*WHAT YOU WILL DO*: Aim for an exact copy of the listing, without any images.

*EXTRACTED ENTRIES*:
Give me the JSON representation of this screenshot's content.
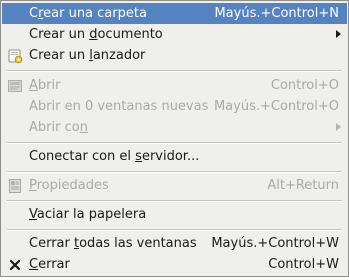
{
  "menu": {
    "create_folder": {
      "label_pre": "C",
      "label_mn": "r",
      "label_post": "ear una carpeta",
      "accel": "Mayús.+Control+N"
    },
    "create_document": {
      "label_pre": "Crear un ",
      "label_mn": "d",
      "label_post": "ocumento"
    },
    "create_launcher": {
      "label_pre": "Crear un ",
      "label_mn": "l",
      "label_post": "anzador",
      "icon": "launcher-icon"
    },
    "open": {
      "label_pre": "",
      "label_mn": "A",
      "label_post": "brir",
      "accel": "Control+O",
      "icon": "open-icon"
    },
    "open_in_windows": {
      "label": "Abrir en 0 ventanas nuevas",
      "accel": "Mayús.+Control+O"
    },
    "open_with": {
      "label_pre": "Abrir co",
      "label_mn": "n",
      "label_post": ""
    },
    "connect_server": {
      "label_pre": "Conectar con el ",
      "label_mn": "s",
      "label_post": "ervidor..."
    },
    "properties": {
      "label_pre": "",
      "label_mn": "P",
      "label_post": "ropiedades",
      "accel": "Alt+Return",
      "icon": "properties-icon"
    },
    "empty_trash": {
      "label_pre": "",
      "label_mn": "V",
      "label_post": "aciar la papelera"
    },
    "close_all": {
      "label_pre": "Cerrar ",
      "label_mn": "t",
      "label_post": "odas las ventanas",
      "accel": "Mayús.+Control+W"
    },
    "close": {
      "label_pre": "",
      "label_mn": "C",
      "label_post": "errar",
      "accel": "Control+W",
      "icon": "close-icon"
    }
  },
  "colors": {
    "menu_background": "#efefec",
    "highlight": "#5583c1",
    "text": "#1a1a1a",
    "disabled_text": "#a9a9a5"
  }
}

*TASK SOLUTION*:
Give me the JSON representation of this screenshot's content.
{
  "menu": {
    "create_folder": {
      "label_pre": "C",
      "label_mn": "r",
      "label_post": "ear una carpeta",
      "accel": "Mayús.+Control+N"
    },
    "create_document": {
      "label_pre": "Crear un ",
      "label_mn": "d",
      "label_post": "ocumento"
    },
    "create_launcher": {
      "label_pre": "Crear un ",
      "label_mn": "l",
      "label_post": "anzador",
      "icon": "launcher-icon"
    },
    "open": {
      "label_pre": "",
      "label_mn": "A",
      "label_post": "brir",
      "accel": "Control+O",
      "icon": "open-icon"
    },
    "open_in_windows": {
      "label": "Abrir en 0 ventanas nuevas",
      "accel": "Mayús.+Control+O"
    },
    "open_with": {
      "label_pre": "Abrir co",
      "label_mn": "n",
      "label_post": ""
    },
    "connect_server": {
      "label_pre": "Conectar con el ",
      "label_mn": "s",
      "label_post": "ervidor..."
    },
    "properties": {
      "label_pre": "",
      "label_mn": "P",
      "label_post": "ropiedades",
      "accel": "Alt+Return",
      "icon": "properties-icon"
    },
    "empty_trash": {
      "label_pre": "",
      "label_mn": "V",
      "label_post": "aciar la papelera"
    },
    "close_all": {
      "label_pre": "Cerrar ",
      "label_mn": "t",
      "label_post": "odas las ventanas",
      "accel": "Mayús.+Control+W"
    },
    "close": {
      "label_pre": "",
      "label_mn": "C",
      "label_post": "errar",
      "accel": "Control+W",
      "icon": "close-icon"
    }
  },
  "colors": {
    "menu_background": "#efefec",
    "highlight": "#5583c1",
    "text": "#1a1a1a",
    "disabled_text": "#a9a9a5"
  }
}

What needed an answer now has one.